1997’s Brighten The Corners marks the high point of Malkmus as a veritable font of imaginatively bizarre rhymes. The album’s most successful single, the slyly anthemic “Stereo,” might seem to be the most on-the-nose song Malkmus ever wrote. That is, until the subversion kicks in—in the form of “Focus on the quasar in the mist” / The Kaiser has a cyst,” an ostensibly free-associative burst of verbiage that nonetheless rings with, well, something.
5. “Dashikis” / “Leftist weeklies” —Pavement, “Embassy Row”
Another gem from Brighten The Corners is “Embassy Row”—thanks in part to its dizzyingly vivid fever-dream of surrealist lyrics. By the time Malkmus gets around to rhyming “Dashikis” with “leftist weeklies,” it doesn’t really matter if he’s trying to be confusingly obscure or if he’s just drunk on his own electric Kool-Aid.
6. “Living in a coma”/ “Donna de Varona” —Pavement, “Harness Your Hopes”
“Harness Your Hopes” is a B-side of “Spit On A Stranger,” a single from Brighten The Corners.
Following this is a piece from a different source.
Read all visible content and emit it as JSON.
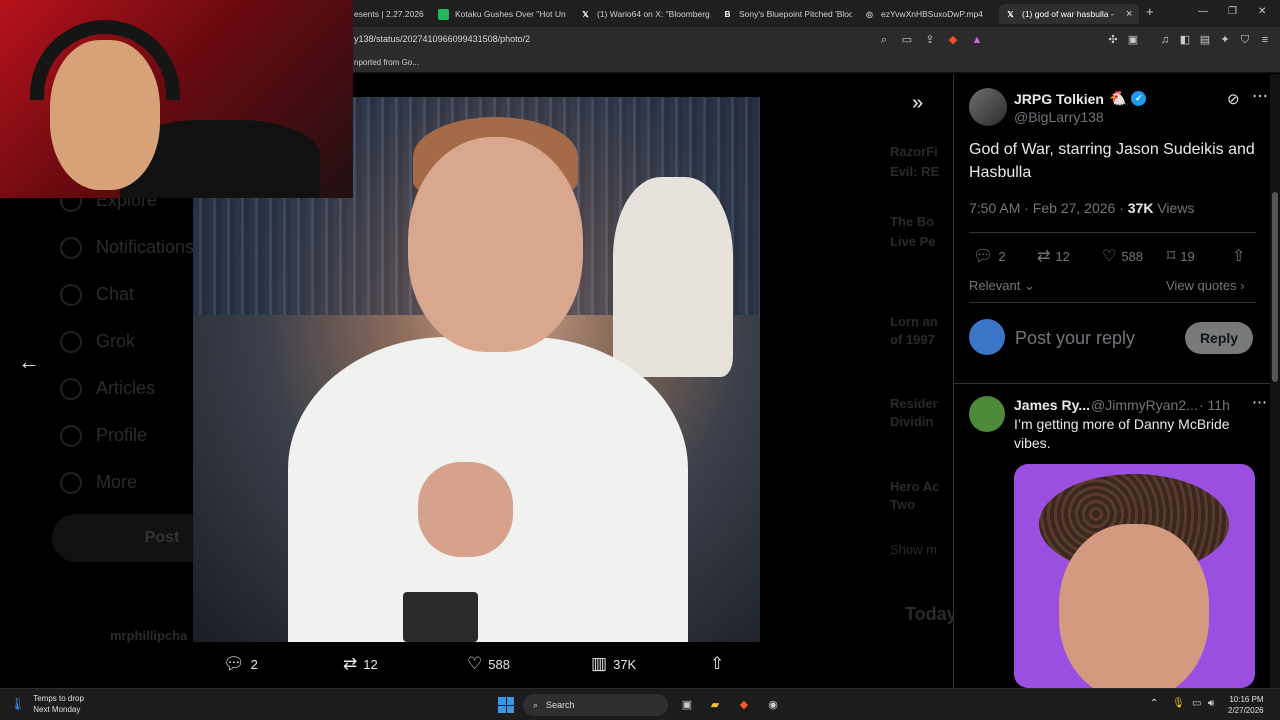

But just because the song is somewhat buried at the bottom of Pavement’s discography doesn’t mean Malkmus didn’t invest it with his full, poetic quirkiness. “Living in a coma” is inexplicably rhymed with “Donna De Varona”—the latter being the Olympic-swimmer-turned-sportscaster whose younger sister Joanna Kerns played Growing Pains’ Maggie Seaver. Not that such random trivia will help make sense of it all.
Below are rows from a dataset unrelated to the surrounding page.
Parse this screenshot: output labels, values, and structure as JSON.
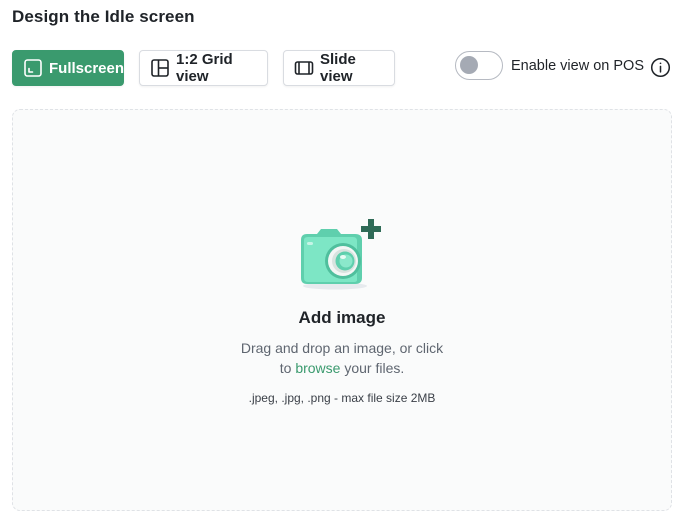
{
  "page": {
    "title": "Design the Idle screen"
  },
  "view_options": [
    {
      "label": "Fullscreen",
      "icon": "fullscreen-icon",
      "active": true
    },
    {
      "label": "1:2 Grid view",
      "icon": "grid-layout-icon",
      "active": false
    },
    {
      "label": "Slide view",
      "icon": "slide-view-icon",
      "active": false
    }
  ],
  "pos_toggle": {
    "label": "Enable view on POS",
    "enabled": false,
    "info_icon": "info-icon"
  },
  "upload": {
    "title": "Add image",
    "line1": "Drag and drop an image, or click",
    "line2_prefix": "to ",
    "browse_label": "browse",
    "line2_suffix": " your files.",
    "hint": ".jpeg, .jpg, .png - max file size 2MB",
    "illustration": "camera-add-icon"
  },
  "colors": {
    "accent": "#3a9a6e",
    "camera_body": "#6fe0be",
    "plus_badge": "#2f6b57",
    "toggle_knob": "#a5aab4"
  }
}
7. “Doric arch” / “Pyrrhic march”—Stephen Malkmus, “Trojan Curfew”
Malkmus goes Greek on “Trojan Curfew,” a track from his self-titled solo debut in 2001 (released before he formed The Jicks). At last, his word-salad rhyme style has some focus: “Doric arch” and “Pyrrhic march” might almost make sense together. Mostly, though, it winds up being an excuse for Malkmus to gleefully throw some smart-sounding syllables together.
8. “Wanda” / “Rwanda”—Stephen Malkmus And The Jicks, “Wicked Wanda”
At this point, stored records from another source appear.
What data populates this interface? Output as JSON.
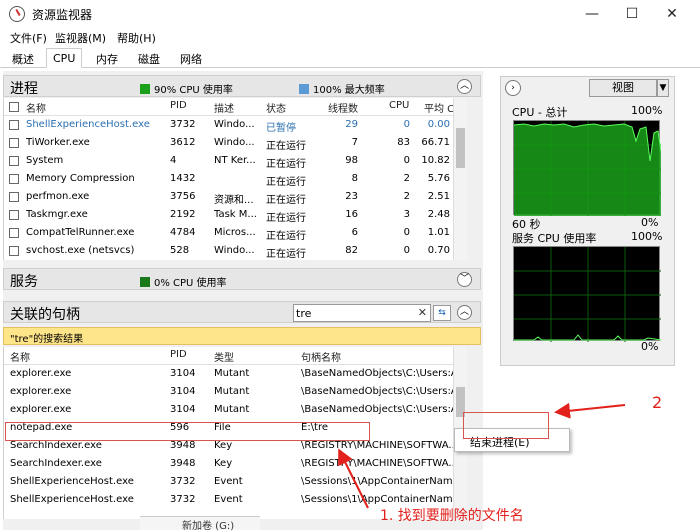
{
  "window": {
    "title": "资源监视器"
  },
  "menu": [
    "文件(F)",
    "监视器(M)",
    "帮助(H)"
  ],
  "tabs": [
    "概述",
    "CPU",
    "内存",
    "磁盘",
    "网络"
  ],
  "processes": {
    "title": "进程",
    "legend_cpu": "90% CPU 使用率",
    "legend_freq": "100% 最大频率",
    "columns": [
      "名称",
      "PID",
      "描述",
      "状态",
      "线程数",
      "CPU",
      "平均 C..."
    ],
    "rows": [
      {
        "name": "ShellExperienceHost.exe",
        "pid": "3732",
        "desc": "Windo...",
        "status": "已暂停",
        "threads": "29",
        "cpu": "0",
        "avg": "0.00"
      },
      {
        "name": "TiWorker.exe",
        "pid": "3612",
        "desc": "Windo...",
        "status": "正在运行",
        "threads": "7",
        "cpu": "83",
        "avg": "66.71"
      },
      {
        "name": "System",
        "pid": "4",
        "desc": "NT Ker...",
        "status": "正在运行",
        "threads": "98",
        "cpu": "0",
        "avg": "10.82"
      },
      {
        "name": "Memory Compression",
        "pid": "1432",
        "desc": "",
        "status": "正在运行",
        "threads": "8",
        "cpu": "2",
        "avg": "5.76"
      },
      {
        "name": "perfmon.exe",
        "pid": "3756",
        "desc": "资源和...",
        "status": "正在运行",
        "threads": "23",
        "cpu": "2",
        "avg": "2.51"
      },
      {
        "name": "Taskmgr.exe",
        "pid": "2192",
        "desc": "Task M...",
        "status": "正在运行",
        "threads": "16",
        "cpu": "3",
        "avg": "2.48"
      },
      {
        "name": "CompatTelRunner.exe",
        "pid": "4784",
        "desc": "Micros...",
        "status": "正在运行",
        "threads": "6",
        "cpu": "0",
        "avg": "1.01"
      },
      {
        "name": "svchost.exe (netsvcs)",
        "pid": "528",
        "desc": "Windo...",
        "status": "正在运行",
        "threads": "82",
        "cpu": "0",
        "avg": "0.70"
      }
    ]
  },
  "services": {
    "title": "服务",
    "legend_cpu": "0% CPU 使用率"
  },
  "handles": {
    "title": "关联的句柄",
    "search_value": "tre",
    "result_label": "\"tre\"的搜索结果",
    "columns": [
      "名称",
      "PID",
      "类型",
      "句柄名称"
    ],
    "rows": [
      {
        "name": "explorer.exe",
        "pid": "3104",
        "type": "Mutant",
        "handle": "\\BaseNamedObjects\\C:\\Users:A..."
      },
      {
        "name": "explorer.exe",
        "pid": "3104",
        "type": "Mutant",
        "handle": "\\BaseNamedObjects\\C:\\Users:A..."
      },
      {
        "name": "explorer.exe",
        "pid": "3104",
        "type": "Mutant",
        "handle": "\\BaseNamedObjects\\C:\\Users:A..."
      },
      {
        "name": "notepad.exe",
        "pid": "596",
        "type": "File",
        "handle": "E:\\tre"
      },
      {
        "name": "SearchIndexer.exe",
        "pid": "3948",
        "type": "Key",
        "handle": "\\REGISTRY\\MACHINE\\SOFTWA..."
      },
      {
        "name": "SearchIndexer.exe",
        "pid": "3948",
        "type": "Key",
        "handle": "\\REGISTRY\\MACHINE\\SOFTWA..."
      },
      {
        "name": "ShellExperienceHost.exe",
        "pid": "3732",
        "type": "Event",
        "handle": "\\Sessions\\1\\AppContainerName..."
      },
      {
        "name": "ShellExperienceHost.exe",
        "pid": "3732",
        "type": "Event",
        "handle": "\\Sessions\\1\\AppContainerName..."
      }
    ]
  },
  "right_panel": {
    "view_label": "视图",
    "cpu_total_label": "CPU - 总计",
    "cpu_total_max": "100%",
    "time_label": "60 秒",
    "cpu_total_min": "0%",
    "service_cpu_label": "服务 CPU 使用率",
    "service_cpu_max": "100%",
    "service_cpu_min": "0%"
  },
  "context_menu": {
    "end_process": "结束进程(E)"
  },
  "annotations": {
    "step1": "1. 找到要删除的文件名",
    "step2": "2"
  },
  "bottom_fragment": "新加卷 (G:)",
  "colors": {
    "cpu_green": "#1aa01a",
    "freq_blue": "#5b9bd5",
    "annotation_red": "#e2211c",
    "search_result_yellow": "#ffe58a"
  }
}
No tradition in pop music is more time-honored than rhyming a woman’s name with, well, anything. But really, Malkmus: “Wanda” and “Rwanda”? On “Wicked Wanda,” a cut from The Jicks’ 2008 album Real Emotional Trash, Malkmus commits just such a poetic atrocity, forever scarring all women in the world named Wanda—because surely there are at least a handful left—with “Wicked, wicked Wanda / I’d rather date Rwanda.”
9. “Shanghaied in Oregon” / “Cinnamon and lesbians”—Stephen Malkmus And The Jicks, “Cinnamon And Lesbians”
Wig Out At Jagbags, the latest album from The Jicks, shows that Malkmus has no intention of slowing down his output as he gets deeper into middle age—and similarly, he has no intention of letting up on the weird rhymes. “Shanghaied in Oregon / Cinnamon and lesbians” are his opening to the album’s lead single, “Cinnamon And Lesbians”—another slant rhyme that’s as enchanting as ever. Then again, this is from the man who told The A.V. Club in a 2008 interview, “I guess I’ll stray toward the more obtuse or weird image rather than a straight rhyme. If I can’t come up with anything, I’m going to go toward the weirder.”